The 21th century is coined the age of data due to the massive amounts of data collected on a daily basis, not only in social networks, but foremost also in science such as life sciences. The ever increasing diversity of such data ranging from images over data on manifolds to immensely complex high-dimensional data has to be matched by sophisticated methodologies for their acquisition, analysis, storage, and transmission. This poses an intriguing challenge to mathematics as a whole, since not only is it evidently of key importance for such methods to have a substantial mathematical foundation, but also often only a mathematical approach allows the development of appropriate approaches. In addition, data-based methods such as deep neural networks have lately shown tremendous success in even outperforming mathematical methods based on traditional modeling such as in the area of inverse problems or for numerical analysis of partial differential equations.
The novel area of mathematics of data science draws from various areas of traditional mathematics such as applied harmonic analysis, functional analysis, numerical linear algebra, optimization, and statistics. It also intersects with the area of machine learning, customarily assigned to computer science. Another intriguing feature of this area is the interplay between the development of deep mathematical theories and a truly interdisciplinary and even transdisciplinary component.
Berlin Research Groups
Several branches of the area of mathematics of data science are prominently represented within Berlin mathematics, taking internationally leading positions.
The state of the art for data acquisition is the methodology of compressed sensing (Kutyniok), which was introduced in 2006. It surprisingly predicts that high-dimensional signals, which allow a sparse representation by a suitable basis or, more generally, a frame, can be recovered from what was previously considered highly incomplete linear measurements by using efficient algorithms such as convex optimization approaches. The DFG Priority Program Compressed Sensing in information processing is also coordinated from Berlin (coordinator: Kutyniok).
On the data analysis side, deep neural networks (Friz, Kutyniok, Noe) have shown outstanding success in real-world applications. However, most of the related research is empirically driven and a mathematical foundation is almost completely missing, thereby posing an exciting challenge to mathematicians. Key questions in this range are the expressibility of a network architecture, performance of the learning algorithm, the analysis of the generalization error, the interpretability of the neural network, and the application to either specific areas such as life sciences or to problem settings such as inverse problems.
Of key importance for a variety of data analysis tasks such as hypothesis testing, regression or clustering are statistical methods such as Markov processes, statistical learning theory, or Bayesian statistics (Noe, Reiss, Spokoiny).
Another methodological approach to analysis of data sets such as for dimension reduction or feature selection are methods based on the novel paradigm in mathematical data science that data typically allows a sparse approximation by a suitable basis, often in the form of a variational form with a sparse prior (Conrad, Kutyniok, Schütte). An appropriate representation system can be derived as a prescribed system (wavelet, shearlets, ...) or it can be derived by dictionary learning techniques (Kutyniok).
One particularly intriguing and versatile application area for mathematical data science is life sciences with data ranging from EEG signals to MRI images to dynamical, multimodal, hierarchical data sets from patients.

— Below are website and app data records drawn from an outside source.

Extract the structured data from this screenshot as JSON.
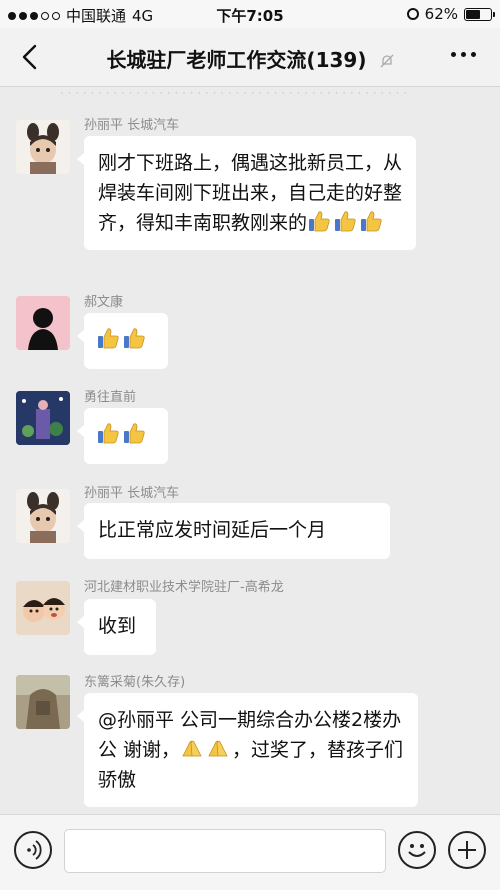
{
  "status": {
    "carrier": "中国联通",
    "network": "4G",
    "time": "下午7:05",
    "battery": "62%",
    "battery_level": 0.62
  },
  "header": {
    "title": "长城驻厂老师工作交流(139)"
  },
  "messages": [
    {
      "sender": "孙丽平 长城汽车",
      "text": "刚才下班路上，偶遇这批新员工，从焊装车间刚下班出来，自己走的好整齐，得知丰南职教刚来的",
      "thumbs": 3
    },
    {
      "sender": "郝文康",
      "text": "",
      "thumbs": 2
    },
    {
      "sender": "勇往直前",
      "text": "",
      "thumbs": 2
    },
    {
      "sender": "孙丽平 长城汽车",
      "text": "比正常应发时间延后一个月",
      "thumbs": 0
    },
    {
      "sender": "河北建材职业技术学院驻厂-高希龙",
      "text": "收到",
      "thumbs": 0
    },
    {
      "sender": "东篱采菊(朱久存)",
      "text": "@孙丽平 公司一期综合办公楼2楼办公 谢谢，",
      "text_after": "，过奖了，替孩子们骄傲",
      "claps": 2
    }
  ],
  "colors": {
    "background": "#ebebeb",
    "bubble": "#ffffff",
    "sender": "#8c8c8c"
  }
}
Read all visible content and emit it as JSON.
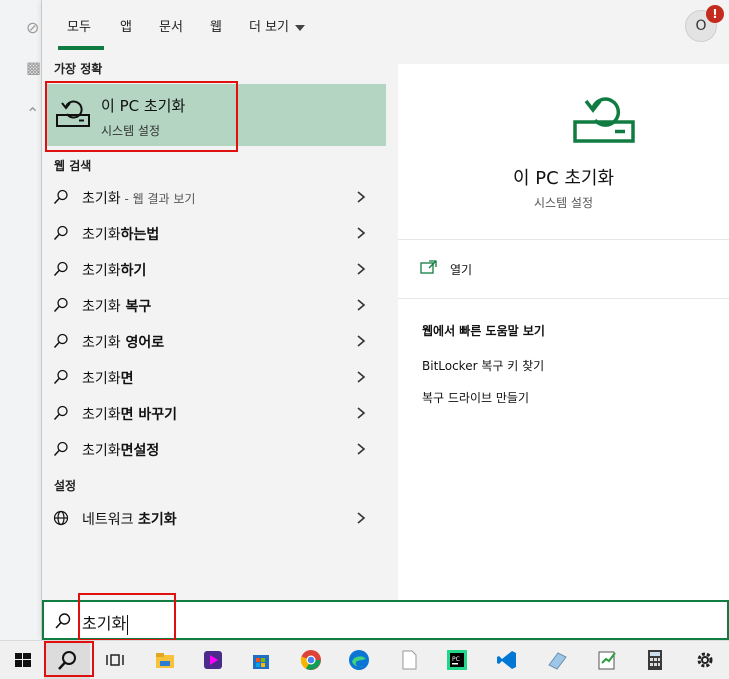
{
  "tabs": [
    {
      "label": "모두"
    },
    {
      "label": "앱"
    },
    {
      "label": "문서"
    },
    {
      "label": "웹"
    },
    {
      "label": "더 보기"
    }
  ],
  "avatar": {
    "initial": "O",
    "badge": "!"
  },
  "best_match": {
    "section": "가장 정확",
    "title": "이 PC 초기화",
    "subtitle": "시스템 설정"
  },
  "web_search": {
    "section": "웹 검색",
    "items": [
      {
        "prefix": "초기화",
        "bold": "",
        "suffix": " - 웹 결과 보기"
      },
      {
        "prefix": "초기화",
        "bold": "하는법",
        "suffix": ""
      },
      {
        "prefix": "초기화",
        "bold": "하기",
        "suffix": ""
      },
      {
        "prefix": "초기화",
        "bold": " 복구",
        "suffix": ""
      },
      {
        "prefix": "초기화",
        "bold": " 영어로",
        "suffix": ""
      },
      {
        "prefix": "초기화",
        "bold": "면",
        "suffix": ""
      },
      {
        "prefix": "초기화",
        "bold": "면 바꾸기",
        "suffix": ""
      },
      {
        "prefix": "초기화",
        "bold": "면설정",
        "suffix": ""
      }
    ]
  },
  "settings": {
    "section": "설정",
    "items": [
      {
        "prefix": "네트워크 ",
        "bold": "초기화",
        "suffix": ""
      }
    ]
  },
  "detail": {
    "title": "이 PC 초기화",
    "subtitle": "시스템 설정",
    "open_label": "열기",
    "web_help_title": "웹에서 빠른 도움말 보기",
    "links": [
      "BitLocker 복구 키 찾기",
      "복구 드라이브 만들기"
    ]
  },
  "search": {
    "value": "초기화"
  },
  "colors": {
    "accent": "#107c41",
    "best_bg": "#b3d5c2",
    "highlight_box": "#e01010"
  },
  "taskbar_icons": [
    "windows-start-icon",
    "search-icon",
    "task-view-icon",
    "file-explorer-icon",
    "media-player-icon",
    "store-icon",
    "chrome-icon",
    "edge-icon",
    "notepad-icon",
    "pycharm-icon",
    "vscode-icon",
    "eraser-icon",
    "notes-icon",
    "calculator-icon",
    "settings-gear-icon"
  ]
}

The expertise of Berlin mathematics includes molecular dynamics (Noe, Schütte), analysis of -omics data (Conrad, Schütte), personalized medicine (Schütte), and medical imaging sciences (Hintermüller, Kutyniok). Another application area of data science methods represented in Berlin is finance (Friz, Reiss, Spokoiny, Stannat), which typically requires analysis of time series data. This area is also supported by RTG 1845 "Stochastic Analysis with Applications in Biology, Finance and Physics" (coordinator: Imkeller).
Statistical methods for Data Science
◦ Bayesian statistics
◦ Concentration inequalities, empirical risk minimization
◦ (Maximum likelihood) estimation
◦ Random matrices
◦ Regression and classification, regularization, and (un)supervised learning
Analysis of high-dimensional data
◦ Basics of compressed sensing and (sparse) approximation theory
◦ Complexity measures for data such entropy
◦ Data representations such as structured representations and dictionary learning
◦ Methods for dimension reduction such as Johnson-Lindenstrauss Lemma or PCA
Topics for advanced courses reach from “Deep Learning” and “Rough Paths and the Signature Method in Machine Learning” over “Geometric Functional Analysis” and “(High-Dimensional) Convex Geometry” to “Nonlinear Optimization” and “Image Processing”.